Lizzy Hucker already has learned the first immutable lesson of the natural world: Life is transitory and surprisingly rare, so treasure what is precious in the now.
The future is an unpredictable expeditionary exploration. No guarantees.
So, be brave and go explore. The Barrington High School graduate will use that lesson — among many others — this fall as a freshman at the University of Wisconsin in Madison. She will launch what she plans will be a bachelor’s degree, masters, and eventually a doctorate in conservation biology.
Hucker has serious ambitions. She wants to repair a planet damaged by human indifference. She already has put that ambition in motion as a volunteer for Barrington’s Citizens for Conservation (CFC). CFC Is literally a grassroots organization designed to restore the land and train the explorer’s wildlife spirit.
As a Badger, she will be 120 miles up the yellow brick road from mom, Dr. Dympna Coll, a gynecologist/obstetrician at Advocate Good Shepherd Hospital and dad, Rick Hucker, a lawyer, raising Lizzy, plus her younger brother and sister.
She also must leave behind her best non-human friend. Nellie is a yearling Nelson’s Milk Snake to which she feeds deceased mice by hand. No, the stories about this red-and-black-ringed breed splurging milk from cows is an ancient but apparently false rural myth.
“She’s only 1-1/2 feet now, but she’ll grow to four or five feet,” Lizzy says. “I’ve just always loved snakes. Nellie is pretty tame and chill. She’s never threatened me. She’s content just to hang out.”
Mom will be in charge of Nellie for the next few years while Lizzy pursues her dreams. Mothers are amazing.

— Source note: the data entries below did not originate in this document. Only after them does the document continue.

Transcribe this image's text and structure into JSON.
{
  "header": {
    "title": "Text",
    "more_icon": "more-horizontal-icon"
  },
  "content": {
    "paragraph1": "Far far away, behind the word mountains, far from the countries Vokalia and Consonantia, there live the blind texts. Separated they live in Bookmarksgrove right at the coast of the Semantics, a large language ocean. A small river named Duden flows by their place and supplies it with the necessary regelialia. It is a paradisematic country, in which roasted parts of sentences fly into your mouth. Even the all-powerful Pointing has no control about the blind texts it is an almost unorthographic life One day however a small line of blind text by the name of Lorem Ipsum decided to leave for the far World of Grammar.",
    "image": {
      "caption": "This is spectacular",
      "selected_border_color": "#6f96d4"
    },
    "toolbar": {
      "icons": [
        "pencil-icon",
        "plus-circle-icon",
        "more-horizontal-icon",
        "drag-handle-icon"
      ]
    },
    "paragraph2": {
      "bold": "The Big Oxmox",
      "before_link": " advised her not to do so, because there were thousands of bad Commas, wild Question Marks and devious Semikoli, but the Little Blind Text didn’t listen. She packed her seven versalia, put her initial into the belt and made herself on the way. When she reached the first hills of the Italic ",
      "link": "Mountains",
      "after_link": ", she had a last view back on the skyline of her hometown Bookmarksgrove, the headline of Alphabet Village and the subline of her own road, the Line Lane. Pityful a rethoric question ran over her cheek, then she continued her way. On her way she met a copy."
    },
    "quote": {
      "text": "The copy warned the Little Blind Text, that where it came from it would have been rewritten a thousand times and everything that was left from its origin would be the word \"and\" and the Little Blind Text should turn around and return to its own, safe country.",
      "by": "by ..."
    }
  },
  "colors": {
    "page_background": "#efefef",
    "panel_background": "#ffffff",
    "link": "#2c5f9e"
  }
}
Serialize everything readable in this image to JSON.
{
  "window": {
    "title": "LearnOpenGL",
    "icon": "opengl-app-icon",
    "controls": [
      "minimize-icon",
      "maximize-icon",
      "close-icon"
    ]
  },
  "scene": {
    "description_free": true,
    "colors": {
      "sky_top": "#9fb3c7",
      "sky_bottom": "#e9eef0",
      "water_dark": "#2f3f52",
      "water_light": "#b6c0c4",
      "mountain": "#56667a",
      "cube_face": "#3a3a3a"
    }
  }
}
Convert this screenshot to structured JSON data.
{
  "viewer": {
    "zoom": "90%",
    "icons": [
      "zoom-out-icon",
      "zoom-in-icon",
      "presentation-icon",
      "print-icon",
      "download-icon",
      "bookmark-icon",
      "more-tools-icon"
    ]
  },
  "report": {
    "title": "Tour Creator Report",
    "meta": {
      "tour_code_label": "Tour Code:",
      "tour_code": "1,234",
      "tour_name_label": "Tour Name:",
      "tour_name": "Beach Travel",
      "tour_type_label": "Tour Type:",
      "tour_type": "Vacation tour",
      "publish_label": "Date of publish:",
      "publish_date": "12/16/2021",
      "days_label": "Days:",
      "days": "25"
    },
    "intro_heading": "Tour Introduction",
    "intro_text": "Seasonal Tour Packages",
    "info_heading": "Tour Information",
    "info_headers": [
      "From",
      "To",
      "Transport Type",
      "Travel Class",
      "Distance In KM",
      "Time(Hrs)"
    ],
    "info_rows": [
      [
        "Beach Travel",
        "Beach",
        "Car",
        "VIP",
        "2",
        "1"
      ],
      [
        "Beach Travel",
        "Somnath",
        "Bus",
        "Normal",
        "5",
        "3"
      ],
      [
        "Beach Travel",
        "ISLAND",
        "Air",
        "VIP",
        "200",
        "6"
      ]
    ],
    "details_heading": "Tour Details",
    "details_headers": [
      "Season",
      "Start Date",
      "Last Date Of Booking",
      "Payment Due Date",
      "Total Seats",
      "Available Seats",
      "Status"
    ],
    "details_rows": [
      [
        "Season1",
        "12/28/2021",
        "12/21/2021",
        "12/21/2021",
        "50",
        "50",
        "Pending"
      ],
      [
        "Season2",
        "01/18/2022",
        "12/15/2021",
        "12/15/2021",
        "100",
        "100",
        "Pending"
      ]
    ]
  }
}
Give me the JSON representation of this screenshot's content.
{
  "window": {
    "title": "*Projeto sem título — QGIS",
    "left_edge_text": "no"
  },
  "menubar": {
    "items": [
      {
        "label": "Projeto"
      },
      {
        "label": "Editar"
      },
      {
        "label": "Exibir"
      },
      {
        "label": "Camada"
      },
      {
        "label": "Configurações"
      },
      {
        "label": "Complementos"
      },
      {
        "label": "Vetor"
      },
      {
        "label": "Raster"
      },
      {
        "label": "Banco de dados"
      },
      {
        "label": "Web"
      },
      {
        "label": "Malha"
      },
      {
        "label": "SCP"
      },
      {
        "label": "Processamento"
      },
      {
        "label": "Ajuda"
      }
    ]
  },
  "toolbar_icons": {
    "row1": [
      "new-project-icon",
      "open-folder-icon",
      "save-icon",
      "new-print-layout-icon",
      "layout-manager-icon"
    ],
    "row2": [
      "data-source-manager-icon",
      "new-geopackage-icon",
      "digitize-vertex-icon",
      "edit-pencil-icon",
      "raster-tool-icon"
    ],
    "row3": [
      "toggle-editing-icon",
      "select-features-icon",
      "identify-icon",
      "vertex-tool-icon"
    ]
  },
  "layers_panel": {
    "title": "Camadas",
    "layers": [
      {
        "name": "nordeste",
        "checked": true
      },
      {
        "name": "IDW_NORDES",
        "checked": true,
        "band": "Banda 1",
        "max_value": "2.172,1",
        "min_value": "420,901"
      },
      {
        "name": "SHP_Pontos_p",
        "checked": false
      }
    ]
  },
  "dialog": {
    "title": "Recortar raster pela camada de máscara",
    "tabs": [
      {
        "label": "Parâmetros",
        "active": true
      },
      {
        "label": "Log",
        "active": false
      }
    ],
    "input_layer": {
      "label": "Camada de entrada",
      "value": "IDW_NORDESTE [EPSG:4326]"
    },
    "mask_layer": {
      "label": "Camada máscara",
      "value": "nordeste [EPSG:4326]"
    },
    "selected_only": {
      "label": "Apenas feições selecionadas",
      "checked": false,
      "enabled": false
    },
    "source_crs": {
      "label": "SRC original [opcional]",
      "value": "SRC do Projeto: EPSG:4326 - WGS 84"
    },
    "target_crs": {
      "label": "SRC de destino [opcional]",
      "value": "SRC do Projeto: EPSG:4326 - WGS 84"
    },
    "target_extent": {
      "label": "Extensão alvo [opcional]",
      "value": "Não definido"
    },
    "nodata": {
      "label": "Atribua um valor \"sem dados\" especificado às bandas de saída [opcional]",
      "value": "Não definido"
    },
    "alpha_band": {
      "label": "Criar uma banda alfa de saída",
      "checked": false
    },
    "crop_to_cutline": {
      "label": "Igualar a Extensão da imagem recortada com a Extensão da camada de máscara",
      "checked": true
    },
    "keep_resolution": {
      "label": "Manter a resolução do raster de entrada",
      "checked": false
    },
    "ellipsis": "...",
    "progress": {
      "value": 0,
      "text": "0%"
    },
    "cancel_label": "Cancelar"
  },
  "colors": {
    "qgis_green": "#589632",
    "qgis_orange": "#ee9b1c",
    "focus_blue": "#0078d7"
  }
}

“My dream job would be reintroducing endangered species to their native ranges while educating the public on ways to coexist with wildlife,” Lizzy says. “I guess some goals … would be to take a stand for endangered species and also change how people take wildlife and the natural world for granted.”
It’s not hard to see that dream has been inspired by Barrington High AP biology teacher Erin Tantillo, and then nurtured by a friend she has lost.
When Barrington nature conservation mentor Tom Vanderpoel died suddenly on August 8, the heartache reverberated through the community and, even more intensely, the Citizens for Conservation family in which Hucker shared. He was 66, and was among the organization’s spiritual bedrocks for 40 years.
Barrington is famous for civics-based natural conservation devotion because of Vanderpoel, and fellow advocates like him. His life left a profound mark on Barrington’s landscape, both biological and spiritual.
Vanderpoel’s loss struck Hucker as an emotional thunderbolt, as it did the hundreds of young volunteers he had led and inspired over the years. But his death also imbued her with a refocused resolve. She was sure of her future before his passing, but now more committed than ever.
“I have learned so much from all of my fellow volunteers at CFC,” she said. “There is a strong sense of camaraderie between all the volunteers, and I feel really lucky to have become involved in such a competent and accomplished organization. Although it is hard to single anyone out, I would say that I learned the most from Tom and Gail Vanderpoel. Gail is a retired teacher who has used her own love of nature and gift of teaching to educate kids at CFC’s youth education camps. Her dedication to teaching is really inspiring.”
“Tom was so knowledgeable about everything from native birds to trees and he was always happy to share his knowledge with anyone who asked. Although I only knew Tom for three years, I am thankful for all that he taught me and am so grateful that I got the chance to know such a wonderful person.”
Hucker was always a lover of natural open spaces and encountering CFC’s ardent activism was a perfect fit. Plus, her family home is filled with plants she’s grown. This is her thing.
“In school the AP environmental science and horticulture classes were great because it showed me all the other students who believed in the same things I did,” she adds. “You could tell the teacher (Tantillo) was very passionate about the topic.”
Hucker’s superior grades allowed her pick her college.
“Ever since I was little, I was always drawn to nature. I was fascinated by wildlife and loved exploring the outdoors,” Hucker said. “As I grew older, I began to look for ways to put my interest in nature to use, which is when I began volunteering with Citizens for Conservation…since I began volunteering with CFC, conservation has become an important part of my life.”
She loves the 430 acres over 11 properties that CFC lovingly manages and reshapes to their ancient natural order. “The plant I love there most is the prairie trillium. I love where it grows in the woodland. It has three dappled leaves with a dark red flower.”
Plus, she adds for emphasis, “The area is full of snakes. I love them.”
For more information about citizens for conservation, visit citizensforconservation.org.